In December 2012, The Better Bombshell was the recipient of a grant from the Seattle branch of the Awesome Foundation.
Haven’t heard of the Awesome Foundation? Honestly, neither had we. But we’ve fallen in love with them, and it’s not just because they’re helping us fund our dreams. According to their website, the AF is “…an ever-growing, worldwide network of people devoted to forwarding the interest of awesomeness in the universe.”
The Seattle Awesome Foundation has recently funded a student-run space exploration program, a group that makes safe sex kits for homeless teens, and a nomadic street art sticker vending machine. When we met local trustee Rachel Popkin, we were blown away by her genuine enthusiasm for supporting local community art.
We hadn’t heard much about the Awesome Foundation until recently. Could you tell us a little bit about the structure of the organization and how it works? How long has the AF been around?
The Awesome Foundation started in Boston in 2009. The founders identified a need for smaller, less restrictive grants and got a group of 10 “microtrustees” together. The model is pretty straightforward: every month the group gets together, each person pitches in $100, and they pick a project to fund. As the word got out, the Awesome Foundation started spreading — three years later, we have more than 40 chapters on five continents!
Awesome Foundation has been in Seattle since Fall 2011, thanks to Seattle founders Nathaniel James and Tommer Peterson.
Tell us a little bit about yourself.
I’m a twenty-something techie with a long-running interest in community service, as well as crazy schemes (both of which we fund!) I’ve been a longtime friend and follower of the Awesome Foundation, but this is my first month as a trustee.
We love that you’re committed to supporting local grassroots projects! What do you look for in choosing projects to support?
There are a few different things we look for in a project. One of our biggest priorities is local community impact: we want things that make a visible impact on people in Seattle. We also like knowing that your idea is possible. Applicants who come in with a clear plan and budget, even if the idea itself is a big risk, tend to do much better. In general, we’re also biased towards projects that are new (not incremental), fast, and are run by individuals or small groups (not large, faceless organizations). Of course, we reserve the right to ignore all of these guidelines for a sufficiently awesome project!
There are Awesome Foundation Chapters all over the world. Are you guys affiliated with other chapters?
We’re loosely affiliated with other chapters. There aren’t any mandatory shared operating procedures, but the broader Awesome community is very supportive. We can always go to other chapters with questions, ideas, and requests for help, and the Institute on Higher Awesome Studies (IHAS) exists specifically to support chapters. IHAS has also started organizing an annual summit where we can meet people from other chapters, talk about common problems, share new ideas, and renew our enthusiasm for Awesome.

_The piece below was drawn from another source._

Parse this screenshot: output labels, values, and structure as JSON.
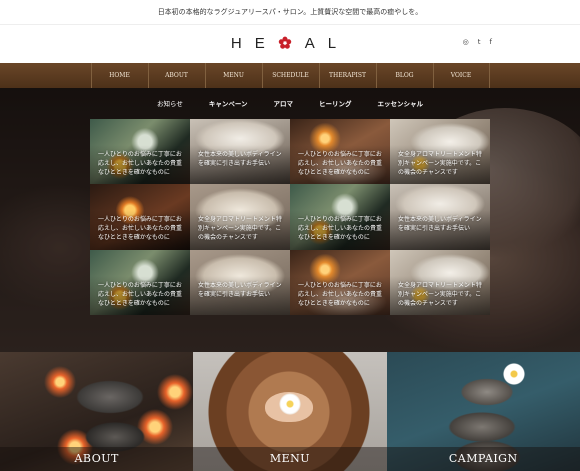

We love the idea of small, fast, direct community grants so much that we’re considering joining the Awesome Foundation at some point. In the meantime, what other things might help foster that same support for creativity?
Awesome! We’re always happy to hear from people who are interested in joining us – we have a rotational guest trustee program, for anyone who wants to try it out for a month, in addition to our full-time trustee positions (contact email@example.com for details).
As far as supporting creativity in Seattle goes, there are more ways to get involved than we could ever list! For starters, you can check out our blog and see if any of our grantees sound interesting. Ignite and Bloom! are a good way to hear about new projects in Seattle. If you’d like to try your hand at giving a little bit of money, Sprout and Agency (formerly Party with a Purpose) are fun donation events and Seattle Artthrob is a CSA for art instead of agriculture. Another (often overlooked) way to contribute is to do your own projects and inspire others to follow your example. And if your project happens to have a $1000 price tag, you should definitely send us an application.
Huge thanks to Rachel Popkin and the rest of the trustees with the Seattle Awesome Foundation. As a nonprofit project run by three women, we’re incredibly grateful for any gesture of support. We’re working hard to take this project from the initial stages (big dreams in a local coffee shop) to end goal (an innovative book in public libraries, bookstores, and schools), but there are significant costs associated with a project of this magnitude: website hosting, trademark fees, payment for contributors, editorial help, proofreading assistance, etc.
Here’s the scary truth: we haven’t met our budget goals yet. Don’t get us wrong — we’ll pull this off, come hell or high water. But we’re not quite sure how just yet. So if you’re reading this and appreciate what we do, please consider helping us: pre-order the book, make a tax-deductible monetary or in-kind donation, or just ask how you can help.
Oh, and for all of you who have already helped? Thank you. Thank you. Thank you.